After all the discussion in the comments of the last post about money and ministry, I thought I’d better tackle the topic!
Here’s the issue in a nutshell:
if speaking is a ministry, should we charge for it?
People come down on both sides of this argument, and I don’t want to argue that one is necessarily right. What I do want to do is throw some thoughts out there and start a discussion, because my dream for this website is that it be used as a resource for those beginning to speak; not that I have the final word on everything!
So, in no particular order, I present some of my thoughts on the issue:
1. We must always be open to God’s guidance
Because God is at the center of everything we do, we have to rely on His guidance for our ministry. That means that there may be times that we don’t charge. Corrie ten Boom, for instance, felt very clearly called never to charge a cent. She survived just on what churches gave her, and lived a very modest life. Many great heroes of the faith did similar things.
We are a business, but we aren’t solely a business. At times, even if we do normally charge, we may choose to forego the money so that we simply speak for Him. If we’re never open to that, then we’re shutting the door on God. So money can never be the absolute deciding factor.
2. Many speakers rely on their income to meet their budget
At the same time, many of us who speak rely on that speaking income to live. We can’t do things for free, and Scripture says that “the worker deserves his wages”.
In addition, when I speak it takes a lot of time. I have hours of preparation and prayer, and usually I’m driving at least two hours one way. That’s most of a day gone, and often a whole weekend. That’s a day I’m not spending with my children. A day I’m not spending with my husband. A day I’m not volunteering at church.
If speakers were never to be paid, it is unlikely that people would continue to work as hard as many speakers do. They simply can’t afford that much time away from their families unless there is also some kind of a reward. Many speakers that I know, for instance, are the second income earners in their families. Their money funds the family vacation, or the trailer, or the family outings and dinners out. Their income builds their families.
3. Most ministries do charge
Very few ministries today are free. At the very least, they have to cover their costs. As a speaker, I have costs in maintaining a website; travel time; creating promotional materials; and maintaining a home office. But I also have the opportunity costs of the things that I could be doing with my time that I’m not doing. I don’t think there’s anything necessarily wrong with transferring these costs onto the church that is asking you to speak.
4. If you don’t charge, you often aren’t as valued.
It’s sad, but true. People value what they pay for. They don’t value what is free. If the church has paid, they will expect that what you say will be meaningful, insightful, and practical. If they don’t pay, they also may not be spiritually preparing for the event to the same extent. I know this doesn’t sound like a fair assessment, but many ministries that I have been a part of find that they have better success in the long term offering paid events than free events. People take the paid events more seriously, and are more likely to try to remember the message and apply it. It’s not seen as entertainment as much as it is seen as something meaningful, relevant, and valuable.

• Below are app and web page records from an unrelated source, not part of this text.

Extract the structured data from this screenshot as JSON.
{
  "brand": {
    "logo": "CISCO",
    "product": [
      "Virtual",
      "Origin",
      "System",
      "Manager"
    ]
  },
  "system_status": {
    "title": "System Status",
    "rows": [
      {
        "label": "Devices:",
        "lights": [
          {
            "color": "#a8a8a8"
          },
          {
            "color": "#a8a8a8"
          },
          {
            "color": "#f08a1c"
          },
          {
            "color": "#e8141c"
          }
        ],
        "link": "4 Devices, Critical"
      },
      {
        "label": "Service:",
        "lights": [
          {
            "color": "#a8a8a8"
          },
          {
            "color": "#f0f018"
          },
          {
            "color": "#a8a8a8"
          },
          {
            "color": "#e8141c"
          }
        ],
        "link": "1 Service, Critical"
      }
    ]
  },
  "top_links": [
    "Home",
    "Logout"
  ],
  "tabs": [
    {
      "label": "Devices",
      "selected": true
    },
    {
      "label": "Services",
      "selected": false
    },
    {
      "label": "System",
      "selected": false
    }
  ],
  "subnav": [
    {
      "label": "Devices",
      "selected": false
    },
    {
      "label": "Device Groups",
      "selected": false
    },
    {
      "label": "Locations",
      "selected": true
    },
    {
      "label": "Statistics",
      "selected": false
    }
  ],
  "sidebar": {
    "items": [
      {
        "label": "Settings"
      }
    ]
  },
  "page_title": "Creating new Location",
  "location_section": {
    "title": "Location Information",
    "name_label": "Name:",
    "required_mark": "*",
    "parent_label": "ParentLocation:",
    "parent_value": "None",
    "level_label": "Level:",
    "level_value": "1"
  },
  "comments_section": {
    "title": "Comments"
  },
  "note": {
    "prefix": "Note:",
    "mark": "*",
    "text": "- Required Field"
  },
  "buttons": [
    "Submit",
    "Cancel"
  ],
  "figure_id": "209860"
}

The same thing happens on an organizational level. If a church has to put budget money towards an event, they are more likely to put prayer and effort into getting people out to the event. They want to make it as worthwhile as possible. If they didn’t sacrifice for it, it is, ironically, harder to get volunteers to staff it and to build enthusiasm for the event.
5. When established speakers charge, we actually make room for other speakers to gain experience.
That may sound counterintuitive, but let me explain what I mean.
I’ve found lately as my schedule has filled up that charging is one way that I can decide which engagements to take. Does this mean I always say no to engagements that don’t pay? Of course not. But we also have to think about it this way.
I am an established speaker. Churches will pay for me. On the other hand, some churches won’t pay for speakers who aren’t established. So let’s imagine that there’s a speaker out there whom we’ll call Susie Beginner. Susie is a gifted speaker, but she doesn’t have a lot of experience, and she doesn’t have many marketing materials.
Church A is looking for a speaker for a particular weekend. They have 90 women coming, and are willing to pay, and expect a good speaker. Church B has 25 women, and isn’t willing to pay. Let’s say that I take the engagement from Church B. Church A won’t hire Susie Beginner because they know little about her. So Church A hires someone from out of province or out of state, spending way more money than they wanted to. And Susie Beginner doesn’t get a chance to build up her own credentials and gain some much needed experience. If I took the engagement at Church A, on the other hand, and gave Church B Susie’s name, chances are they would hire Susie, and all would be well.
When established speakers don’t charge, I think we crowd out the field and don’t allow beginners to move up. That’s not always a good thing. As I said, there still are times when I don’t charge, but that really depends on nudging from God.
So what do you think? Should we speak for free? There are always going to be times when God is going to lead us in that direction. But is it wrong to ask for money? Absolutely not. We are providing a valuable service, that is also costing us money. That should be acknowledged and taken into consideration when we are hired.
Now, those are my thoughts. Please share yours, and don’t be afraid to disagree!
My audio download, Treating Speaking as a Business, goes into detail about how applying business principles makes us more effective for the kingdom of God.